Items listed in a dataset
>>>>
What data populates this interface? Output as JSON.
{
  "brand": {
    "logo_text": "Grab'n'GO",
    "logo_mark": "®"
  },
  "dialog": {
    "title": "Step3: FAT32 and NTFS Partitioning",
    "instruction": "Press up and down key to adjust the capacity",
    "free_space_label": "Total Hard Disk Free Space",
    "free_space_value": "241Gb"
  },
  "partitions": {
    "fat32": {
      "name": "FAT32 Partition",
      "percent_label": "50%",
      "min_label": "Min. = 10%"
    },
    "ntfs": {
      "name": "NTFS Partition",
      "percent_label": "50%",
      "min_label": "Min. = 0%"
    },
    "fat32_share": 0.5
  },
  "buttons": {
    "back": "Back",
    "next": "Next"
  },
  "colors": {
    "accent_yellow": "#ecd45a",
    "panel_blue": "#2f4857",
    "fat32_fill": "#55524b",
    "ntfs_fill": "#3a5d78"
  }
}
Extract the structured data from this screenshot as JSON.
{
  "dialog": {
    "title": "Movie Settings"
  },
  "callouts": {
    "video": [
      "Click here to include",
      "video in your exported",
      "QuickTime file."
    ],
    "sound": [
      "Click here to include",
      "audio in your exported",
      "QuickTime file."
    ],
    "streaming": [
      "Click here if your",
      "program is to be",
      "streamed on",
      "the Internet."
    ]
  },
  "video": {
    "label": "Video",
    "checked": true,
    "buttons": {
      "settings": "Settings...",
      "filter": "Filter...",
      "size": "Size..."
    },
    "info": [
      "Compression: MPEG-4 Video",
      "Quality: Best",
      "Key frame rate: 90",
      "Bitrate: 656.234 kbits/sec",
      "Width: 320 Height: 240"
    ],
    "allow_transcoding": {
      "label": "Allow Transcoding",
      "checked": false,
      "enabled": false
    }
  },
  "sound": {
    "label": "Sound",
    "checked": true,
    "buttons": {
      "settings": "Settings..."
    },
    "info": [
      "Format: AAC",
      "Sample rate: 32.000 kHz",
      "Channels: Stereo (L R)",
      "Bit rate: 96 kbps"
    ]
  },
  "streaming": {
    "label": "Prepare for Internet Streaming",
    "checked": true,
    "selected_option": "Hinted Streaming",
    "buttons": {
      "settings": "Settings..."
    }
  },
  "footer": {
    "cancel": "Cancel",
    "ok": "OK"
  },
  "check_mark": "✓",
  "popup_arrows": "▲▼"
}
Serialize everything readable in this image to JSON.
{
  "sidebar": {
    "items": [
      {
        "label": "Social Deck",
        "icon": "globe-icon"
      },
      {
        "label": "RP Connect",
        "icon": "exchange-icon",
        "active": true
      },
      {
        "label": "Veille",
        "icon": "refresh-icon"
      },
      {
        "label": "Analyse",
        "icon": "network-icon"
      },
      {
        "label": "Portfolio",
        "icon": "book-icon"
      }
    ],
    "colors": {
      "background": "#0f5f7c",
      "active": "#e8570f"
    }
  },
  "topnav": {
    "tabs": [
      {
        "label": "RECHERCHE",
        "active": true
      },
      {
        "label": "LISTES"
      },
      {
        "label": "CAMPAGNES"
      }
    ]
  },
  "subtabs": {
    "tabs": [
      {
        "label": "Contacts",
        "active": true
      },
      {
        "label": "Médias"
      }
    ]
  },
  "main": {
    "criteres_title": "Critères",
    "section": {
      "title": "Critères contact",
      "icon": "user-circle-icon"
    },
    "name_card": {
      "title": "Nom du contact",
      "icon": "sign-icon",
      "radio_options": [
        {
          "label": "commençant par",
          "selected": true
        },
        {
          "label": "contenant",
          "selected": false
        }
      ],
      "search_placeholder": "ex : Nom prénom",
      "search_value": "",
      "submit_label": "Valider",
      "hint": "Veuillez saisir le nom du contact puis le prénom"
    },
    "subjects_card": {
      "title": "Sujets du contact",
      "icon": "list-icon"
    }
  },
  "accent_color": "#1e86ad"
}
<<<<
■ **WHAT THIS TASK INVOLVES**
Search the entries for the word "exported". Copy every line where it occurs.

■ **ANSWER BOX**
      "video in your exported",
      "audio in your exported",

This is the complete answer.